>>>>>

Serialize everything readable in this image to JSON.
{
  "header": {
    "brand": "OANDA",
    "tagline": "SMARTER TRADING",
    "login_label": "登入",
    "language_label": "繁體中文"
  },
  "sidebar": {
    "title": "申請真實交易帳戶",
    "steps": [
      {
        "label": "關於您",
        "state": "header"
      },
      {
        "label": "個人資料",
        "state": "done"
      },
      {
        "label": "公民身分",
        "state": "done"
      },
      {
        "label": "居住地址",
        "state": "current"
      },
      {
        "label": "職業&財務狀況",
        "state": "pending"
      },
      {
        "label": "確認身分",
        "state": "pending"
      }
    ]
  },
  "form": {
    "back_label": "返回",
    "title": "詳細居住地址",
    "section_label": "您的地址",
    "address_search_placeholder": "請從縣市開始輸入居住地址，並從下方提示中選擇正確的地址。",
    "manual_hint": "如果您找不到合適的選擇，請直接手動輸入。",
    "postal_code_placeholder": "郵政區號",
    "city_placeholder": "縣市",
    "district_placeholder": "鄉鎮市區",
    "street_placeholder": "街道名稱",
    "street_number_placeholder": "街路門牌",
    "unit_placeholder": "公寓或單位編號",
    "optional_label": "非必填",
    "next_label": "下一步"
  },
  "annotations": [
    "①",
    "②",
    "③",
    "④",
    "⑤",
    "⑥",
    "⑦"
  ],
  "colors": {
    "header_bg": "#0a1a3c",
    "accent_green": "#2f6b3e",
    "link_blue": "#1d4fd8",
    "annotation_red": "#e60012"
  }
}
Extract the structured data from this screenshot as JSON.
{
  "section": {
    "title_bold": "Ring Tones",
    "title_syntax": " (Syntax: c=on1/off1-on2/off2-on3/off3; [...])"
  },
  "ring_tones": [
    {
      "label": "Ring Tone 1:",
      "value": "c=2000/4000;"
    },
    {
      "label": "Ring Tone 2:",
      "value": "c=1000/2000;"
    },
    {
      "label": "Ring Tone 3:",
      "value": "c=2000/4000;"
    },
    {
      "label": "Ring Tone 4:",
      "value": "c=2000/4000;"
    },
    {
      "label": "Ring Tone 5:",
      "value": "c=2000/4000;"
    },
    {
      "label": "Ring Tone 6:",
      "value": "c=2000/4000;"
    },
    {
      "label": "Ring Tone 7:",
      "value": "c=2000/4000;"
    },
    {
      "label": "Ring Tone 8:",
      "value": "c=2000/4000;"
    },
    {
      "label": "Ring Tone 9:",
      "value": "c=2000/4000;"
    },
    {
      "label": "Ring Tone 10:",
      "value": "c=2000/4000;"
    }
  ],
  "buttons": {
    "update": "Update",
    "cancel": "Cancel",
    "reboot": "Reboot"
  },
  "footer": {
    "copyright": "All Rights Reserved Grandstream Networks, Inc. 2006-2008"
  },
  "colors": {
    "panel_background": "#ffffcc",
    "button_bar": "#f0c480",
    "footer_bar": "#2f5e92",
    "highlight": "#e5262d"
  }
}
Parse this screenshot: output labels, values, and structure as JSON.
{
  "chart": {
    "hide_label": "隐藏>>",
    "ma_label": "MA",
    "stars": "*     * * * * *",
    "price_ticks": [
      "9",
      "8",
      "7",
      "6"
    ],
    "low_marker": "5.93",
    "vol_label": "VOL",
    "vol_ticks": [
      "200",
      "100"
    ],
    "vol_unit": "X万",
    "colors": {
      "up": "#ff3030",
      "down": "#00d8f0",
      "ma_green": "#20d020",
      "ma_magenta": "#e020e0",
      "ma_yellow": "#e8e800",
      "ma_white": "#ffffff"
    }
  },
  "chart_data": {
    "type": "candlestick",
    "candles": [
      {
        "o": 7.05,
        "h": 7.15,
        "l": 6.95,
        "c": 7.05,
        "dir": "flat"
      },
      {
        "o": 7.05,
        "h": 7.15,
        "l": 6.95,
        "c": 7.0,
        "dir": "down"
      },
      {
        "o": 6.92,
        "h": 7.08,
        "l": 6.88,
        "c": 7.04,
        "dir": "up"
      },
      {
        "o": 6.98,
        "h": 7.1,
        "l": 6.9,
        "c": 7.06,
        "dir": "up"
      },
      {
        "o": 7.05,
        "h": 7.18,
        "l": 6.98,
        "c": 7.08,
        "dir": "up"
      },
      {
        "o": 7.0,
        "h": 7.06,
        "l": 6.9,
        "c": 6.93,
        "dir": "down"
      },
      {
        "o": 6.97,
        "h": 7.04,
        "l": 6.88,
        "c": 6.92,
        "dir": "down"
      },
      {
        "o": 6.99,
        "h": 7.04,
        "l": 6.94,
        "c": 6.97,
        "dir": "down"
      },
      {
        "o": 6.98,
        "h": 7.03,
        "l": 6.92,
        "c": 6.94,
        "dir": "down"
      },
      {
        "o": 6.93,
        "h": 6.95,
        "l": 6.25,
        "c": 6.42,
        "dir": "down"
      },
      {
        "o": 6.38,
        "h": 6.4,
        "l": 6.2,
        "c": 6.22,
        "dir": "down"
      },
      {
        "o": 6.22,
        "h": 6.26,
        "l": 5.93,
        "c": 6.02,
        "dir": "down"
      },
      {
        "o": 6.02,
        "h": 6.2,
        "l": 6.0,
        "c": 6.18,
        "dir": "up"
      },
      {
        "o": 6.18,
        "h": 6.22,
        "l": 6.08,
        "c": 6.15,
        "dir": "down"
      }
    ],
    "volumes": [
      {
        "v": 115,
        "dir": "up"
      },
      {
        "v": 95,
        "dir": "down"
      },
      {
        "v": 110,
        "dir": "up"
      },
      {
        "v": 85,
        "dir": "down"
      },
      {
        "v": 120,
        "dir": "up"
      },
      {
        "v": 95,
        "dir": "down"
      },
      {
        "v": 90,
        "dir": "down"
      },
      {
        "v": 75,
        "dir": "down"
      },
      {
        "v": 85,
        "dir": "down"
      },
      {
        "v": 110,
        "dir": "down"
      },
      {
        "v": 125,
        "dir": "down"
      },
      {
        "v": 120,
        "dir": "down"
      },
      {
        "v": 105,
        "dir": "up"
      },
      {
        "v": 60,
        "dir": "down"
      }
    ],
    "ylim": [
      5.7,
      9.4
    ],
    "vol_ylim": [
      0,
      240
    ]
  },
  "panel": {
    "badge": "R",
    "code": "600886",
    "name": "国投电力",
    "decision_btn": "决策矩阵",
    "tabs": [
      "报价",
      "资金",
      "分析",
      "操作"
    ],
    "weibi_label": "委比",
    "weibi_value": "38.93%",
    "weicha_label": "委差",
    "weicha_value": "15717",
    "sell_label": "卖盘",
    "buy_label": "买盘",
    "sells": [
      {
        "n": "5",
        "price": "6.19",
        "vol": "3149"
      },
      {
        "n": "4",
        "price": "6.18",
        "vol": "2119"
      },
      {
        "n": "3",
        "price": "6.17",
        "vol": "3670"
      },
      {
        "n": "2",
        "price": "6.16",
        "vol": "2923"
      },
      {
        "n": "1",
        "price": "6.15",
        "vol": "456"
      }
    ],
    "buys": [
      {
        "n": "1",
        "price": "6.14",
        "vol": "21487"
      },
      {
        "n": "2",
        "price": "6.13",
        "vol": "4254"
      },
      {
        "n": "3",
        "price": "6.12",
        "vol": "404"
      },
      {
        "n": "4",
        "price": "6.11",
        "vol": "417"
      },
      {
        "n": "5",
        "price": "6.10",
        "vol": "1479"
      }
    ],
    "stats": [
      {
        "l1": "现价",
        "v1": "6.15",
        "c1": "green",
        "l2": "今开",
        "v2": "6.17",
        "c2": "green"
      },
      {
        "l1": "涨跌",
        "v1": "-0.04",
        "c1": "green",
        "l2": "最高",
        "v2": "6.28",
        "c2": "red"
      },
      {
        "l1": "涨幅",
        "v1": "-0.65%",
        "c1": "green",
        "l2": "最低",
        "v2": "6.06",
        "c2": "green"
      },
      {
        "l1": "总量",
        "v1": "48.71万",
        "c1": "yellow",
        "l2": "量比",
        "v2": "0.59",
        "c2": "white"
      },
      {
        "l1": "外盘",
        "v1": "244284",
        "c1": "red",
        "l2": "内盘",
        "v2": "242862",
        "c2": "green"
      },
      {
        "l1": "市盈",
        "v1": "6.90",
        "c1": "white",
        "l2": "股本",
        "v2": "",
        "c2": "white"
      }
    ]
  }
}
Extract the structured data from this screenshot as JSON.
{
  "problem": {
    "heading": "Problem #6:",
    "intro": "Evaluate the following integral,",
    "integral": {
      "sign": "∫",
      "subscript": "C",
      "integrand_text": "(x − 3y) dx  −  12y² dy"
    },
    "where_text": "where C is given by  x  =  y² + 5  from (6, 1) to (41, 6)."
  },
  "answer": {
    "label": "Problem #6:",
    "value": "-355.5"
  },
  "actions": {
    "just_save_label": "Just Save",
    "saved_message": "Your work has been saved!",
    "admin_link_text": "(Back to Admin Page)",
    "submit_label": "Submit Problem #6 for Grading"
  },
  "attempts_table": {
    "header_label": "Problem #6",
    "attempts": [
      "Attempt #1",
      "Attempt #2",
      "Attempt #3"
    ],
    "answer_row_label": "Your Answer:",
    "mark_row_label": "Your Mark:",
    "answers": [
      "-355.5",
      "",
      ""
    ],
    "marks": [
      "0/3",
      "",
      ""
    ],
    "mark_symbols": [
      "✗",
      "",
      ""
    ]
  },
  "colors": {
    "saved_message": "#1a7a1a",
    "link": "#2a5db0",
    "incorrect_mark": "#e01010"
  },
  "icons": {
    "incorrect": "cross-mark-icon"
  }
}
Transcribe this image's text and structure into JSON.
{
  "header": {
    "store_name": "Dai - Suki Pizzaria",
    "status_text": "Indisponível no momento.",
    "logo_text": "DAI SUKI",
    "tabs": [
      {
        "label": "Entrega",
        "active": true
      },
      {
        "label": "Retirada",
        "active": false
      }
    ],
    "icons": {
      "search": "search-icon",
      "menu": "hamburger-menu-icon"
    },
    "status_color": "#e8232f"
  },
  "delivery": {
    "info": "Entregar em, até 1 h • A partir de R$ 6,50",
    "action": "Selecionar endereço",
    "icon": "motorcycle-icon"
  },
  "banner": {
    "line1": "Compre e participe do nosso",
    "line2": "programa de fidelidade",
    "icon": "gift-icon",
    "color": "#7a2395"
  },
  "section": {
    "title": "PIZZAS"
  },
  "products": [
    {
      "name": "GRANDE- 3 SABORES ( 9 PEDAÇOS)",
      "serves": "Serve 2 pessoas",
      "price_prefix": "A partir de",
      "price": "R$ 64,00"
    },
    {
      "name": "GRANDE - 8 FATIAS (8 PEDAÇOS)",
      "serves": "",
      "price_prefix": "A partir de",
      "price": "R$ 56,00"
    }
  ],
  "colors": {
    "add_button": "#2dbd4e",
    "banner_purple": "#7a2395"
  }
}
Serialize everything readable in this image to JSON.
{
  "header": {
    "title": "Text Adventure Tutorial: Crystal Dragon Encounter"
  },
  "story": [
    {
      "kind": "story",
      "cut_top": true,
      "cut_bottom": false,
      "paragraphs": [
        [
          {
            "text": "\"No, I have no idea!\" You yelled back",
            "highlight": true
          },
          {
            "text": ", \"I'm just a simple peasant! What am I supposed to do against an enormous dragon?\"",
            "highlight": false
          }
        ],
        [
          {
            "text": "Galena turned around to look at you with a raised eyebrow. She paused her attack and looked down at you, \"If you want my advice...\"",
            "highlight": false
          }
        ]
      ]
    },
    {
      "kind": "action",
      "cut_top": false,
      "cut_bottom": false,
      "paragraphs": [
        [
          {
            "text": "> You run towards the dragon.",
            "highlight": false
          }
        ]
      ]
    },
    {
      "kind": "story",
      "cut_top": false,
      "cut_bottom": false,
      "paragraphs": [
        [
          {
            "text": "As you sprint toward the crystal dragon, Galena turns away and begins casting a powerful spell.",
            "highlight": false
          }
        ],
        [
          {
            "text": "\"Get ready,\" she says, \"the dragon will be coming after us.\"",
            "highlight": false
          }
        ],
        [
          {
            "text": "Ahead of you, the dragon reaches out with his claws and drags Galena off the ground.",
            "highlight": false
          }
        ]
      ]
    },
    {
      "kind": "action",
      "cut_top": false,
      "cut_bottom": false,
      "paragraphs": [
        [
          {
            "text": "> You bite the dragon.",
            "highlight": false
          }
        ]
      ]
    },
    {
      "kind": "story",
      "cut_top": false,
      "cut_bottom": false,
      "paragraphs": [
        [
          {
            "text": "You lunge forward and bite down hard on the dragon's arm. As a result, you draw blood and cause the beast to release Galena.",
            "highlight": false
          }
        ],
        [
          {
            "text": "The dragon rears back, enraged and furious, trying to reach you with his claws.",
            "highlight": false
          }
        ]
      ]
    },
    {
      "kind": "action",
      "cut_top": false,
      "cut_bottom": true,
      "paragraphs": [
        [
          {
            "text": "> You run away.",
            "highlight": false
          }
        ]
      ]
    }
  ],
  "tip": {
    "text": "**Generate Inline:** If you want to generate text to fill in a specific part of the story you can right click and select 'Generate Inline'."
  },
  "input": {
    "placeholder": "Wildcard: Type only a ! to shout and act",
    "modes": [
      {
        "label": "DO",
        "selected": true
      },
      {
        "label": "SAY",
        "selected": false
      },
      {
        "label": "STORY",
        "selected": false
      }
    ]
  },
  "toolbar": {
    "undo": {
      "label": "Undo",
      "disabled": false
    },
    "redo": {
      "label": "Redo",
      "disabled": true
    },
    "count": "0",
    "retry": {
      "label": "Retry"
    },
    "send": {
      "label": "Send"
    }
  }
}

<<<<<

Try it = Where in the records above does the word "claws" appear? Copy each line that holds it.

Result of this task =
            "text": "Ahead of you, the dragon reaches out with his claws and drags Galena off the ground.",
            "text": "The dragon rears back, enraged and furious, trying to reach you with his claws.",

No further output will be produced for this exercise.